B.J. Morbitzer’s “A Time to Believe” is about the power of belief. This simple piece is filled with positive energy that quickly excites one’s mind.
Shankha Ghosh’s “Rehabilitation” is about a refugee. Ghosh describes the things he lost and what he had with him after the Partition of Bengal.
Louise Erdrich’s poem “Indian Boarding School: The Runaways” is all about the life of children and youth admitted to Native American boarding schools.
“The Survivor” centers on the Asian American feminism and bicultural identity of a speaker. It is about how an Asian girl faces a lot of restrictions from an early stage of her life.
“The Gift” is about a childhood memory of poet Li-Young Lee concerning his father dexterously pulling out a metal blade from his soft, little hand.
Li-Young Lee’s “Eating Together” is about how a speaker misses his deceased father at the time of having lunch with his family.
Dylan Thomas wrote “A Refusal to Mourn the Death, by Fire, of a Child in London” (1945) in reaction to a child’s death during World War II.
Anne Sexton’s “The Starry Night’ is an ekphrasis of the Dutch Post-Impressionist painter Vincent van Gogh’s magnum opus by the same title.
“Requiem” is about the poet Robert Louis Stevenson’s final wish. He describes how he wants to be remembered after his death.

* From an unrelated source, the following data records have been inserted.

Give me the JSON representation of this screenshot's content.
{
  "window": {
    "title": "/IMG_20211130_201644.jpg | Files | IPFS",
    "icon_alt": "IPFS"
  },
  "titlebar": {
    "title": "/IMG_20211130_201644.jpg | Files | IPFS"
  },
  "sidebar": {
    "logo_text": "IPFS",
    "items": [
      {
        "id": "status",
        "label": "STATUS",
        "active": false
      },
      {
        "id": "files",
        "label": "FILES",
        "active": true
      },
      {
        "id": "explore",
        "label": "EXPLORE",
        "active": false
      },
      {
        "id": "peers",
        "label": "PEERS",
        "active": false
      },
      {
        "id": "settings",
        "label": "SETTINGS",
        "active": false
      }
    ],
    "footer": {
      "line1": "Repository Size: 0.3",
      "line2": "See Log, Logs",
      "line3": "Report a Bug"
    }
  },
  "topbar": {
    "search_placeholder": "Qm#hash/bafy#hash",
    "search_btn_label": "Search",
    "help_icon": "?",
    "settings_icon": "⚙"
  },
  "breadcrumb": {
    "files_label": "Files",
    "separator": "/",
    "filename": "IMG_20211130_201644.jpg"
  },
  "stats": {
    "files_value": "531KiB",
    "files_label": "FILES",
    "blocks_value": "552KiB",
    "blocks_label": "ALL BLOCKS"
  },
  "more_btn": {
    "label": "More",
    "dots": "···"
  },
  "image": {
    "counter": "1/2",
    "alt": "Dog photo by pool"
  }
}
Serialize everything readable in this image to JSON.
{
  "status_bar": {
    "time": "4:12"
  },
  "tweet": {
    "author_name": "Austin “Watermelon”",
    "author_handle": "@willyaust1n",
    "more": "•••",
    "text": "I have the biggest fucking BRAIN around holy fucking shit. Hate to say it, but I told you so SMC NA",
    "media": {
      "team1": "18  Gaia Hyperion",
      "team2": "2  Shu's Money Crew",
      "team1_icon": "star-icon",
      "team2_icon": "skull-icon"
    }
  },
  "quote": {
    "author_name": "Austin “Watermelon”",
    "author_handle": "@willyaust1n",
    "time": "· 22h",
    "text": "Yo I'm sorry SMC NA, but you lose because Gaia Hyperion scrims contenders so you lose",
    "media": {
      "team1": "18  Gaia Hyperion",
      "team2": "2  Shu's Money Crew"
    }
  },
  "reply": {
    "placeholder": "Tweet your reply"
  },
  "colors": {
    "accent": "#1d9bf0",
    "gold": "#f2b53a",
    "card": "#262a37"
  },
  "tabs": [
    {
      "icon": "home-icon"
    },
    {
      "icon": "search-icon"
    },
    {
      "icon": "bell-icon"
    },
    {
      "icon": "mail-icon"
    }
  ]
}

“The child who was shot dead by soldiers at Nyanga” is a poem of protest, written by the South African poet Ingrid Jonker in March 1960.